Search the records for the word "JSON" and copy every line in which it occurs.

▶ _PROVIDED DATA_
★ ★ ★ ★ ★ ★ ★

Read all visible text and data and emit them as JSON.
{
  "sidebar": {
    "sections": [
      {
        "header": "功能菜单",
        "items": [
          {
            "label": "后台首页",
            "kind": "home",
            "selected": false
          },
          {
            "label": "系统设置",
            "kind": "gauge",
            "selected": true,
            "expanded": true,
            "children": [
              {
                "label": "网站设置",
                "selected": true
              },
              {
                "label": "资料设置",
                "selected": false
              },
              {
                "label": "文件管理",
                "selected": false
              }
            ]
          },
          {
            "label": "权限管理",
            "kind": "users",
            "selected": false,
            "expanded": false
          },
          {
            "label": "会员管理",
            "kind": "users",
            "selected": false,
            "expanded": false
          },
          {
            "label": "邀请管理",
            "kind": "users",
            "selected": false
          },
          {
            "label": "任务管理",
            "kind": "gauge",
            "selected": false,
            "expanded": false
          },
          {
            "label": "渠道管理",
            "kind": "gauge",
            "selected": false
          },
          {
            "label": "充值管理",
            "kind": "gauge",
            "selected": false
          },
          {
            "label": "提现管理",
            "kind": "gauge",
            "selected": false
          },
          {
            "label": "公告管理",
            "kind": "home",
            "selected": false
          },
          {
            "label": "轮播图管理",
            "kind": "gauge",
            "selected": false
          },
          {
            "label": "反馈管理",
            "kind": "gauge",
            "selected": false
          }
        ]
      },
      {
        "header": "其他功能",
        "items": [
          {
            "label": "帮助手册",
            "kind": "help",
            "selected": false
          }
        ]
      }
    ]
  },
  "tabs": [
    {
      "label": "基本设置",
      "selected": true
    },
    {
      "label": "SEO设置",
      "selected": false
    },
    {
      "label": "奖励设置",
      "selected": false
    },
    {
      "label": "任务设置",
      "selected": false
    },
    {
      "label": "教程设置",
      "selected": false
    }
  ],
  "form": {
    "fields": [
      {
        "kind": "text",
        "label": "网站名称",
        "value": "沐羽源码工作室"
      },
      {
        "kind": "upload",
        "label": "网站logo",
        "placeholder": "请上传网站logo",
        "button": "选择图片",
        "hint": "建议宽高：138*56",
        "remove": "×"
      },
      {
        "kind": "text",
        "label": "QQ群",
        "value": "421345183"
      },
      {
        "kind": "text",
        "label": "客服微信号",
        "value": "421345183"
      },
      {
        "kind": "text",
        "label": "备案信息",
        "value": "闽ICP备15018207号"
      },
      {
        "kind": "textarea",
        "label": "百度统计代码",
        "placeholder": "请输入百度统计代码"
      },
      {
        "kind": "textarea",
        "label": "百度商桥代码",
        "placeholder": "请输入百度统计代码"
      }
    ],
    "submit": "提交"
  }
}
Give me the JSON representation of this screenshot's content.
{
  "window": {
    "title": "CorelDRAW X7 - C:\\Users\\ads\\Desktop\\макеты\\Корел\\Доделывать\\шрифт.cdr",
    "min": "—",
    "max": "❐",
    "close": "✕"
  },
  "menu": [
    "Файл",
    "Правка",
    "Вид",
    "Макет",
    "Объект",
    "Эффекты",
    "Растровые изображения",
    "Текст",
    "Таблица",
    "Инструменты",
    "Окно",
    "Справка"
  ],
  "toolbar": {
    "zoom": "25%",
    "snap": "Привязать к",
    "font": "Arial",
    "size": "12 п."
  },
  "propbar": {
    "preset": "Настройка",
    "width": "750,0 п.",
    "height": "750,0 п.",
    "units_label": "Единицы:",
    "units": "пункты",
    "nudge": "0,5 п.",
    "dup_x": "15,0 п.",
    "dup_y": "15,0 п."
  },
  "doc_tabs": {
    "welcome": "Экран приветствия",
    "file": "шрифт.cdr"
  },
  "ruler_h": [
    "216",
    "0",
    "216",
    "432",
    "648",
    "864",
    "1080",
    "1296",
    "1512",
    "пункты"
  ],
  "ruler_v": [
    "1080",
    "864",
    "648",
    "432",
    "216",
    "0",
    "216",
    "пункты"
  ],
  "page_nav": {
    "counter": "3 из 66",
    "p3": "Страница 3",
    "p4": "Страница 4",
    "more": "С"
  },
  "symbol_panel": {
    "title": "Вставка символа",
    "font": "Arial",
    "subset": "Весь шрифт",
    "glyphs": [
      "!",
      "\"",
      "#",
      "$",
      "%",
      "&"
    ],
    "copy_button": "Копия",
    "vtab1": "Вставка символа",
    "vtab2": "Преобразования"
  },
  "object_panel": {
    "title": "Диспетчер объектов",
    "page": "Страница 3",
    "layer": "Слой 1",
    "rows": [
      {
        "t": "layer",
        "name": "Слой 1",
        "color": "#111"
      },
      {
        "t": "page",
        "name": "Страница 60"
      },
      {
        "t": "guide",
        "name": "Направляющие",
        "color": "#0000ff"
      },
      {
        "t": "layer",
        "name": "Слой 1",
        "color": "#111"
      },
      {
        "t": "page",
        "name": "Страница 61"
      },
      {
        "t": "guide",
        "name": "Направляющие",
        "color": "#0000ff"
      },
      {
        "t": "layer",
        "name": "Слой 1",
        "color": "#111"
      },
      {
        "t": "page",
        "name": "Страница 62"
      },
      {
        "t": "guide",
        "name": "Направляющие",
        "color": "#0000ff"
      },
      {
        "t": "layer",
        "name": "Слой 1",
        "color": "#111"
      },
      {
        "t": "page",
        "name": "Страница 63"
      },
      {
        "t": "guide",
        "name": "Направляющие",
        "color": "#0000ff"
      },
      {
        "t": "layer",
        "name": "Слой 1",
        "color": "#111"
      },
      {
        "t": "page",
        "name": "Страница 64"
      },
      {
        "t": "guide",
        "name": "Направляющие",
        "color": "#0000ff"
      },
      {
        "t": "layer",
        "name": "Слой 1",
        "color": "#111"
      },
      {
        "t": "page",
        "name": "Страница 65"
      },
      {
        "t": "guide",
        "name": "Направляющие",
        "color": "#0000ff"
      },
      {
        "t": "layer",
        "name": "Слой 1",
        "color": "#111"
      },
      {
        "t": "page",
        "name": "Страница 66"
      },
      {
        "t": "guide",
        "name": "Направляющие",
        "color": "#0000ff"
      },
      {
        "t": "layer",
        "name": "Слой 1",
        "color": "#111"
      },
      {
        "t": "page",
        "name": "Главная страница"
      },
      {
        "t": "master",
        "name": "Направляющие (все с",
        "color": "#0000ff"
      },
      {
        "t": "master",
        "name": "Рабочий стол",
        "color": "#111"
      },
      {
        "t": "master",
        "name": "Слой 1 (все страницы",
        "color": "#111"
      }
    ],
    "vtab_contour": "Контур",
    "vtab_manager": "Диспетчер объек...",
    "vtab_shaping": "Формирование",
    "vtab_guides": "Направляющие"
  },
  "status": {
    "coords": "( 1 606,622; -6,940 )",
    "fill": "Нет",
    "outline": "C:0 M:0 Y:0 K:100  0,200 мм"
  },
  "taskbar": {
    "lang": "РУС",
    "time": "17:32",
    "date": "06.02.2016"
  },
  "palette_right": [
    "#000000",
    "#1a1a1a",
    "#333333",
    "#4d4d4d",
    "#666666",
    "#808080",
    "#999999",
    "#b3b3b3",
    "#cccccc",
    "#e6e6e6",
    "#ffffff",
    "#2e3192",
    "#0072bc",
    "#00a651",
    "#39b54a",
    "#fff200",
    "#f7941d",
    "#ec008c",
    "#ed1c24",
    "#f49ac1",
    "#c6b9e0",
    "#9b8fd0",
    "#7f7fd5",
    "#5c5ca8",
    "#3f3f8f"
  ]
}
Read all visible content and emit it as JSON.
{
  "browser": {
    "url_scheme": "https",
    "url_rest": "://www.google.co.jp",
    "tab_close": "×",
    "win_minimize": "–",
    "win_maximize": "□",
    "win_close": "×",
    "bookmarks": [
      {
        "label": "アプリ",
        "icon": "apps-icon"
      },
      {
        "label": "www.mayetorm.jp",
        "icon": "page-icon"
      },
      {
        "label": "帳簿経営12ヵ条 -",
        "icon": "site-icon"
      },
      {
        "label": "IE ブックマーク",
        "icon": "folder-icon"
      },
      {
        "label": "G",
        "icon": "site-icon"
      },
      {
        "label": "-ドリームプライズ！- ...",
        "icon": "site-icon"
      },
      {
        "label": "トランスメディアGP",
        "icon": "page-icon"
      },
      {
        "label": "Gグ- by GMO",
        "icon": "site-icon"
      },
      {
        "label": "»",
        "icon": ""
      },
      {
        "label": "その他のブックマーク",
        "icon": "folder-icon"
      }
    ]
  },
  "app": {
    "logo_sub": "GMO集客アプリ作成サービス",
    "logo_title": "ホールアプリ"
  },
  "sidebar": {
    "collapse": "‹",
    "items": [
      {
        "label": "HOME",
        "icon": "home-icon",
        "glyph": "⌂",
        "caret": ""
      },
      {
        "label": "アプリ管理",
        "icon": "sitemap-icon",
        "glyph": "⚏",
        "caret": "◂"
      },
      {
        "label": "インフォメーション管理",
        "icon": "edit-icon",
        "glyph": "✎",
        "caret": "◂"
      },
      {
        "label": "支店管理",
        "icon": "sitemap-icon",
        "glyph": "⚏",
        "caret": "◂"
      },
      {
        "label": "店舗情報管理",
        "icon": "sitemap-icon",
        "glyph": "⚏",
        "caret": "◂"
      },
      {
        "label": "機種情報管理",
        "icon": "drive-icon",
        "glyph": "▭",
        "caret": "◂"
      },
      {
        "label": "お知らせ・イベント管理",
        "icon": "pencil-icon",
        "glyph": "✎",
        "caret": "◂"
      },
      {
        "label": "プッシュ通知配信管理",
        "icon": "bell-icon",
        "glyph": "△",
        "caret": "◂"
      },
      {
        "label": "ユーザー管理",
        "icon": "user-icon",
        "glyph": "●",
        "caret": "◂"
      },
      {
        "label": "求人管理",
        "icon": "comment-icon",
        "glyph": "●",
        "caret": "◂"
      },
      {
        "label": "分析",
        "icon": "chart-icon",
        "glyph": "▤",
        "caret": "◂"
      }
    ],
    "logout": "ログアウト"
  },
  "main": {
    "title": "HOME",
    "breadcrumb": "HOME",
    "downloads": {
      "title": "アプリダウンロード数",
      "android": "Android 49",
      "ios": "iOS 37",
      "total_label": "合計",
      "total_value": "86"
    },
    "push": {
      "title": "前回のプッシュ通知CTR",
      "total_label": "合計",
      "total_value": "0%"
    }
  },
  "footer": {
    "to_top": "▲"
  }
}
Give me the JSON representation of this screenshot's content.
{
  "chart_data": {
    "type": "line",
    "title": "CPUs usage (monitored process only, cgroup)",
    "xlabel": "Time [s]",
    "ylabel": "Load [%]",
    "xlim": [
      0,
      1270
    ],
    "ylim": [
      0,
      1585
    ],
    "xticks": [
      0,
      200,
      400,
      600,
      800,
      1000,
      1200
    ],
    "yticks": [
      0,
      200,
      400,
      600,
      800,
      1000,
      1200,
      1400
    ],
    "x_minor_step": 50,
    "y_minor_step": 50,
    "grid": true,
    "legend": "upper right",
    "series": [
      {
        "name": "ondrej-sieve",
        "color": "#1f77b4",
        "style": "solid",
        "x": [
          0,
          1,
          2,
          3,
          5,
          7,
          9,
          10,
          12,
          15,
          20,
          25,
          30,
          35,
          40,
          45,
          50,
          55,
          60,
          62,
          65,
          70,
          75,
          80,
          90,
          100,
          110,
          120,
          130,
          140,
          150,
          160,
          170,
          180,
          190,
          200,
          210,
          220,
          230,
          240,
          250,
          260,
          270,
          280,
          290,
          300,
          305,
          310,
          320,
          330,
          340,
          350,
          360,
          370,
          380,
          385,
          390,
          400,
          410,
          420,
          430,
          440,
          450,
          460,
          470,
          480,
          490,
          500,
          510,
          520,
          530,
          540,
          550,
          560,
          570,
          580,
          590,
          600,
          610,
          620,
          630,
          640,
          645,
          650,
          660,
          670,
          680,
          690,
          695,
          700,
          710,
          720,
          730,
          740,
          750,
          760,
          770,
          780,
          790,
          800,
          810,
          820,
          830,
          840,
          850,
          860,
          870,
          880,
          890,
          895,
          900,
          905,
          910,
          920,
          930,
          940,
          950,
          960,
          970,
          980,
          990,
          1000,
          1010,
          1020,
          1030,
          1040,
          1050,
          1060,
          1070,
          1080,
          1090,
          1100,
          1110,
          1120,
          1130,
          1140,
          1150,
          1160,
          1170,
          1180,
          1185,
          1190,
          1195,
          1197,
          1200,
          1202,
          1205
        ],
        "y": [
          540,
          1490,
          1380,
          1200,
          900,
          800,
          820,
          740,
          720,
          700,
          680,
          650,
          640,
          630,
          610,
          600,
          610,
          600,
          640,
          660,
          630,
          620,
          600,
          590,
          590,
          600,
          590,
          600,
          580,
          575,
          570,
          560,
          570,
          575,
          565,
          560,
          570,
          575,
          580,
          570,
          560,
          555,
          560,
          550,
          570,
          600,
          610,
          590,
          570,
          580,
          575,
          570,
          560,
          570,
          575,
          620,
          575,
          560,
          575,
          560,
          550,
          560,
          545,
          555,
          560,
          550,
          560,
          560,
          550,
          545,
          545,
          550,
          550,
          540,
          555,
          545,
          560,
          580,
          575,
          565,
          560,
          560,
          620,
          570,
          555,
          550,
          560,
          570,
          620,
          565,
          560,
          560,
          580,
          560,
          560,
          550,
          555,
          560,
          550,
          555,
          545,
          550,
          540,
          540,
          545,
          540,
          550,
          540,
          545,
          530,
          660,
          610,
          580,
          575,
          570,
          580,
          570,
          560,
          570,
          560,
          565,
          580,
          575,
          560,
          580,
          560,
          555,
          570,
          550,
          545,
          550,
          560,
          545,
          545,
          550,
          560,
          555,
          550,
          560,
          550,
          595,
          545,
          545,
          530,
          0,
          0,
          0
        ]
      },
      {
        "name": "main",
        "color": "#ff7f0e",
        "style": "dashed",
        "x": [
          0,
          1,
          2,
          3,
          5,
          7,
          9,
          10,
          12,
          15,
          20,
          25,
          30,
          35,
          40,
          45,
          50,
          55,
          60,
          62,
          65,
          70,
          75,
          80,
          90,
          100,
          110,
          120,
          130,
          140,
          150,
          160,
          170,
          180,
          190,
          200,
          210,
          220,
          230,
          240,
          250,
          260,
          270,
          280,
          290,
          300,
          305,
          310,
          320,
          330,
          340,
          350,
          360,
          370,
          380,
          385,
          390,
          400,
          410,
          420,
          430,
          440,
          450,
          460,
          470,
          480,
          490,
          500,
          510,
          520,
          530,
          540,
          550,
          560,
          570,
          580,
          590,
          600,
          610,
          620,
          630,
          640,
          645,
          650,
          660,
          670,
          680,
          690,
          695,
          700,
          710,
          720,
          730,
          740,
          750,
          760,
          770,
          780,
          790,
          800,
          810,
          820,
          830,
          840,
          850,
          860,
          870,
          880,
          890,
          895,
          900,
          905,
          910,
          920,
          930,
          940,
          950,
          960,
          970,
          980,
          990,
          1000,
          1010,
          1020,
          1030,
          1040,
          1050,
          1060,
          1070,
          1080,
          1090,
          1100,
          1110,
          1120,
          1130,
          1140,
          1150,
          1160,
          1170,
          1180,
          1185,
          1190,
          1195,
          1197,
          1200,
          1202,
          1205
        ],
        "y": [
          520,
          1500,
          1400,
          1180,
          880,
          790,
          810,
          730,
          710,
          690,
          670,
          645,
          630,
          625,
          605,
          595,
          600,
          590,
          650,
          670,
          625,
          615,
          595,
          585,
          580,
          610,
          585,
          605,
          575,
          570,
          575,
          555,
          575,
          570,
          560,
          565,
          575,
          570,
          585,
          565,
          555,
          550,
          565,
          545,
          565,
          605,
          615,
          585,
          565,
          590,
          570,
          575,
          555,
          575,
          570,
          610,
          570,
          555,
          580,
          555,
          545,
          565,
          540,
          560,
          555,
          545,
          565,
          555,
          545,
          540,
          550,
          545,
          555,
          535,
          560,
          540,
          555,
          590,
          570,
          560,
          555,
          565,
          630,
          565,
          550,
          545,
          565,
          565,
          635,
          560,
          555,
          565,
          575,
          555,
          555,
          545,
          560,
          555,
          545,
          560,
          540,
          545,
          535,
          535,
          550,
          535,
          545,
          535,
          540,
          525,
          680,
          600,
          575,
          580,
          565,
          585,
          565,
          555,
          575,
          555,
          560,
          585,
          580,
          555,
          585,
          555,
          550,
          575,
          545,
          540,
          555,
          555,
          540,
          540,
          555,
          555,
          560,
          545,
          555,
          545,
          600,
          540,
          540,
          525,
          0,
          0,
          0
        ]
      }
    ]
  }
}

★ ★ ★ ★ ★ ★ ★

▶ _EXERCISE SOLUTION_
Read all visible text and data and emit them as JSON.
Give me the JSON representation of this screenshot's content.
Read all visible content and emit it as JSON.
Give me the JSON representation of this screenshot's content.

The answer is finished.